[Dataset rows describing interfaces]
******************************

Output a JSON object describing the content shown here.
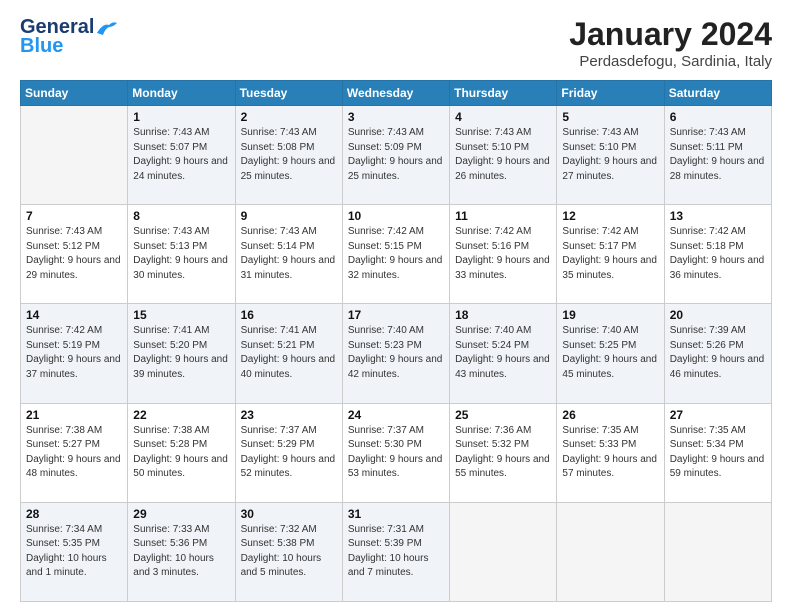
{
  "header": {
    "logo_general": "General",
    "logo_blue": "Blue",
    "title": "January 2024",
    "location": "Perdasdefogu, Sardinia, Italy"
  },
  "weekdays": [
    "Sunday",
    "Monday",
    "Tuesday",
    "Wednesday",
    "Thursday",
    "Friday",
    "Saturday"
  ],
  "weeks": [
    [
      {
        "day": "",
        "empty": true
      },
      {
        "day": "1",
        "sunrise": "Sunrise: 7:43 AM",
        "sunset": "Sunset: 5:07 PM",
        "daylight": "Daylight: 9 hours and 24 minutes."
      },
      {
        "day": "2",
        "sunrise": "Sunrise: 7:43 AM",
        "sunset": "Sunset: 5:08 PM",
        "daylight": "Daylight: 9 hours and 25 minutes."
      },
      {
        "day": "3",
        "sunrise": "Sunrise: 7:43 AM",
        "sunset": "Sunset: 5:09 PM",
        "daylight": "Daylight: 9 hours and 25 minutes."
      },
      {
        "day": "4",
        "sunrise": "Sunrise: 7:43 AM",
        "sunset": "Sunset: 5:10 PM",
        "daylight": "Daylight: 9 hours and 26 minutes."
      },
      {
        "day": "5",
        "sunrise": "Sunrise: 7:43 AM",
        "sunset": "Sunset: 5:10 PM",
        "daylight": "Daylight: 9 hours and 27 minutes."
      },
      {
        "day": "6",
        "sunrise": "Sunrise: 7:43 AM",
        "sunset": "Sunset: 5:11 PM",
        "daylight": "Daylight: 9 hours and 28 minutes."
      }
    ],
    [
      {
        "day": "7",
        "sunrise": "Sunrise: 7:43 AM",
        "sunset": "Sunset: 5:12 PM",
        "daylight": "Daylight: 9 hours and 29 minutes."
      },
      {
        "day": "8",
        "sunrise": "Sunrise: 7:43 AM",
        "sunset": "Sunset: 5:13 PM",
        "daylight": "Daylight: 9 hours and 30 minutes."
      },
      {
        "day": "9",
        "sunrise": "Sunrise: 7:43 AM",
        "sunset": "Sunset: 5:14 PM",
        "daylight": "Daylight: 9 hours and 31 minutes."
      },
      {
        "day": "10",
        "sunrise": "Sunrise: 7:42 AM",
        "sunset": "Sunset: 5:15 PM",
        "daylight": "Daylight: 9 hours and 32 minutes."
      },
      {
        "day": "11",
        "sunrise": "Sunrise: 7:42 AM",
        "sunset": "Sunset: 5:16 PM",
        "daylight": "Daylight: 9 hours and 33 minutes."
      },
      {
        "day": "12",
        "sunrise": "Sunrise: 7:42 AM",
        "sunset": "Sunset: 5:17 PM",
        "daylight": "Daylight: 9 hours and 35 minutes."
      },
      {
        "day": "13",
        "sunrise": "Sunrise: 7:42 AM",
        "sunset": "Sunset: 5:18 PM",
        "daylight": "Daylight: 9 hours and 36 minutes."
      }
    ],
    [
      {
        "day": "14",
        "sunrise": "Sunrise: 7:42 AM",
        "sunset": "Sunset: 5:19 PM",
        "daylight": "Daylight: 9 hours and 37 minutes."
      },
      {
        "day": "15",
        "sunrise": "Sunrise: 7:41 AM",
        "sunset": "Sunset: 5:20 PM",
        "daylight": "Daylight: 9 hours and 39 minutes."
      },
      {
        "day": "16",
        "sunrise": "Sunrise: 7:41 AM",
        "sunset": "Sunset: 5:21 PM",
        "daylight": "Daylight: 9 hours and 40 minutes."
      },
      {
        "day": "17",
        "sunrise": "Sunrise: 7:40 AM",
        "sunset": "Sunset: 5:23 PM",
        "daylight": "Daylight: 9 hours and 42 minutes."
      },
      {
        "day": "18",
        "sunrise": "Sunrise: 7:40 AM",
        "sunset": "Sunset: 5:24 PM",
        "daylight": "Daylight: 9 hours and 43 minutes."
      },
      {
        "day": "19",
        "sunrise": "Sunrise: 7:40 AM",
        "sunset": "Sunset: 5:25 PM",
        "daylight": "Daylight: 9 hours and 45 minutes."
      },
      {
        "day": "20",
        "sunrise": "Sunrise: 7:39 AM",
        "sunset": "Sunset: 5:26 PM",
        "daylight": "Daylight: 9 hours and 46 minutes."
      }
    ],
    [
      {
        "day": "21",
        "sunrise": "Sunrise: 7:38 AM",
        "sunset": "Sunset: 5:27 PM",
        "daylight": "Daylight: 9 hours and 48 minutes."
      },
      {
        "day": "22",
        "sunrise": "Sunrise: 7:38 AM",
        "sunset": "Sunset: 5:28 PM",
        "daylight": "Daylight: 9 hours and 50 minutes."
      },
      {
        "day": "23",
        "sunrise": "Sunrise: 7:37 AM",
        "sunset": "Sunset: 5:29 PM",
        "daylight": "Daylight: 9 hours and 52 minutes."
      },
      {
        "day": "24",
        "sunrise": "Sunrise: 7:37 AM",
        "sunset": "Sunset: 5:30 PM",
        "daylight": "Daylight: 9 hours and 53 minutes."
      },
      {
        "day": "25",
        "sunrise": "Sunrise: 7:36 AM",
        "sunset": "Sunset: 5:32 PM",
        "daylight": "Daylight: 9 hours and 55 minutes."
      },
      {
        "day": "26",
        "sunrise": "Sunrise: 7:35 AM",
        "sunset": "Sunset: 5:33 PM",
        "daylight": "Daylight: 9 hours and 57 minutes."
      },
      {
        "day": "27",
        "sunrise": "Sunrise: 7:35 AM",
        "sunset": "Sunset: 5:34 PM",
        "daylight": "Daylight: 9 hours and 59 minutes."
      }
    ],
    [
      {
        "day": "28",
        "sunrise": "Sunrise: 7:34 AM",
        "sunset": "Sunset: 5:35 PM",
        "daylight": "Daylight: 10 hours and 1 minute."
      },
      {
        "day": "29",
        "sunrise": "Sunrise: 7:33 AM",
        "sunset": "Sunset: 5:36 PM",
        "daylight": "Daylight: 10 hours and 3 minutes."
      },
      {
        "day": "30",
        "sunrise": "Sunrise: 7:32 AM",
        "sunset": "Sunset: 5:38 PM",
        "daylight": "Daylight: 10 hours and 5 minutes."
      },
      {
        "day": "31",
        "sunrise": "Sunrise: 7:31 AM",
        "sunset": "Sunset: 5:39 PM",
        "daylight": "Daylight: 10 hours and 7 minutes."
      },
      {
        "day": "",
        "empty": true
      },
      {
        "day": "",
        "empty": true
      },
      {
        "day": "",
        "empty": true
      }
    ]
  ]
}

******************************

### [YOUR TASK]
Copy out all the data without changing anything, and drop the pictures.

### [PROBLEM SOLUTION]
Output a JSON object describing the content shown here.
{
  "header": {
    "logo_general": "General",
    "logo_blue": "Blue",
    "title": "January 2024",
    "location": "Perdasdefogu, Sardinia, Italy"
  },
  "weekdays": [
    "Sunday",
    "Monday",
    "Tuesday",
    "Wednesday",
    "Thursday",
    "Friday",
    "Saturday"
  ],
  "weeks": [
    [
      {
        "day": "",
        "empty": true
      },
      {
        "day": "1",
        "sunrise": "Sunrise: 7:43 AM",
        "sunset": "Sunset: 5:07 PM",
        "daylight": "Daylight: 9 hours and 24 minutes."
      },
      {
        "day": "2",
        "sunrise": "Sunrise: 7:43 AM",
        "sunset": "Sunset: 5:08 PM",
        "daylight": "Daylight: 9 hours and 25 minutes."
      },
      {
        "day": "3",
        "sunrise": "Sunrise: 7:43 AM",
        "sunset": "Sunset: 5:09 PM",
        "daylight": "Daylight: 9 hours and 25 minutes."
      },
      {
        "day": "4",
        "sunrise": "Sunrise: 7:43 AM",
        "sunset": "Sunset: 5:10 PM",
        "daylight": "Daylight: 9 hours and 26 minutes."
      },
      {
        "day": "5",
        "sunrise": "Sunrise: 7:43 AM",
        "sunset": "Sunset: 5:10 PM",
        "daylight": "Daylight: 9 hours and 27 minutes."
      },
      {
        "day": "6",
        "sunrise": "Sunrise: 7:43 AM",
        "sunset": "Sunset: 5:11 PM",
        "daylight": "Daylight: 9 hours and 28 minutes."
      }
    ],
    [
      {
        "day": "7",
        "sunrise": "Sunrise: 7:43 AM",
        "sunset": "Sunset: 5:12 PM",
        "daylight": "Daylight: 9 hours and 29 minutes."
      },
      {
        "day": "8",
        "sunrise": "Sunrise: 7:43 AM",
        "sunset": "Sunset: 5:13 PM",
        "daylight": "Daylight: 9 hours and 30 minutes."
      },
      {
        "day": "9",
        "sunrise": "Sunrise: 7:43 AM",
        "sunset": "Sunset: 5:14 PM",
        "daylight": "Daylight: 9 hours and 31 minutes."
      },
      {
        "day": "10",
        "sunrise": "Sunrise: 7:42 AM",
        "sunset": "Sunset: 5:15 PM",
        "daylight": "Daylight: 9 hours and 32 minutes."
      },
      {
        "day": "11",
        "sunrise": "Sunrise: 7:42 AM",
        "sunset": "Sunset: 5:16 PM",
        "daylight": "Daylight: 9 hours and 33 minutes."
      },
      {
        "day": "12",
        "sunrise": "Sunrise: 7:42 AM",
        "sunset": "Sunset: 5:17 PM",
        "daylight": "Daylight: 9 hours and 35 minutes."
      },
      {
        "day": "13",
        "sunrise": "Sunrise: 7:42 AM",
        "sunset": "Sunset: 5:18 PM",
        "daylight": "Daylight: 9 hours and 36 minutes."
      }
    ],
    [
      {
        "day": "14",
        "sunrise": "Sunrise: 7:42 AM",
        "sunset": "Sunset: 5:19 PM",
        "daylight": "Daylight: 9 hours and 37 minutes."
      },
      {
        "day": "15",
        "sunrise": "Sunrise: 7:41 AM",
        "sunset": "Sunset: 5:20 PM",
        "daylight": "Daylight: 9 hours and 39 minutes."
      },
      {
        "day": "16",
        "sunrise": "Sunrise: 7:41 AM",
        "sunset": "Sunset: 5:21 PM",
        "daylight": "Daylight: 9 hours and 40 minutes."
      },
      {
        "day": "17",
        "sunrise": "Sunrise: 7:40 AM",
        "sunset": "Sunset: 5:23 PM",
        "daylight": "Daylight: 9 hours and 42 minutes."
      },
      {
        "day": "18",
        "sunrise": "Sunrise: 7:40 AM",
        "sunset": "Sunset: 5:24 PM",
        "daylight": "Daylight: 9 hours and 43 minutes."
      },
      {
        "day": "19",
        "sunrise": "Sunrise: 7:40 AM",
        "sunset": "Sunset: 5:25 PM",
        "daylight": "Daylight: 9 hours and 45 minutes."
      },
      {
        "day": "20",
        "sunrise": "Sunrise: 7:39 AM",
        "sunset": "Sunset: 5:26 PM",
        "daylight": "Daylight: 9 hours and 46 minutes."
      }
    ],
    [
      {
        "day": "21",
        "sunrise": "Sunrise: 7:38 AM",
        "sunset": "Sunset: 5:27 PM",
        "daylight": "Daylight: 9 hours and 48 minutes."
      },
      {
        "day": "22",
        "sunrise": "Sunrise: 7:38 AM",
        "sunset": "Sunset: 5:28 PM",
        "daylight": "Daylight: 9 hours and 50 minutes."
      },
      {
        "day": "23",
        "sunrise": "Sunrise: 7:37 AM",
        "sunset": "Sunset: 5:29 PM",
        "daylight": "Daylight: 9 hours and 52 minutes."
      },
      {
        "day": "24",
        "sunrise": "Sunrise: 7:37 AM",
        "sunset": "Sunset: 5:30 PM",
        "daylight": "Daylight: 9 hours and 53 minutes."
      },
      {
        "day": "25",
        "sunrise": "Sunrise: 7:36 AM",
        "sunset": "Sunset: 5:32 PM",
        "daylight": "Daylight: 9 hours and 55 minutes."
      },
      {
        "day": "26",
        "sunrise": "Sunrise: 7:35 AM",
        "sunset": "Sunset: 5:33 PM",
        "daylight": "Daylight: 9 hours and 57 minutes."
      },
      {
        "day": "27",
        "sunrise": "Sunrise: 7:35 AM",
        "sunset": "Sunset: 5:34 PM",
        "daylight": "Daylight: 9 hours and 59 minutes."
      }
    ],
    [
      {
        "day": "28",
        "sunrise": "Sunrise: 7:34 AM",
        "sunset": "Sunset: 5:35 PM",
        "daylight": "Daylight: 10 hours and 1 minute."
      },
      {
        "day": "29",
        "sunrise": "Sunrise: 7:33 AM",
        "sunset": "Sunset: 5:36 PM",
        "daylight": "Daylight: 10 hours and 3 minutes."
      },
      {
        "day": "30",
        "sunrise": "Sunrise: 7:32 AM",
        "sunset": "Sunset: 5:38 PM",
        "daylight": "Daylight: 10 hours and 5 minutes."
      },
      {
        "day": "31",
        "sunrise": "Sunrise: 7:31 AM",
        "sunset": "Sunset: 5:39 PM",
        "daylight": "Daylight: 10 hours and 7 minutes."
      },
      {
        "day": "",
        "empty": true
      },
      {
        "day": "",
        "empty": true
      },
      {
        "day": "",
        "empty": true
      }
    ]
  ]
}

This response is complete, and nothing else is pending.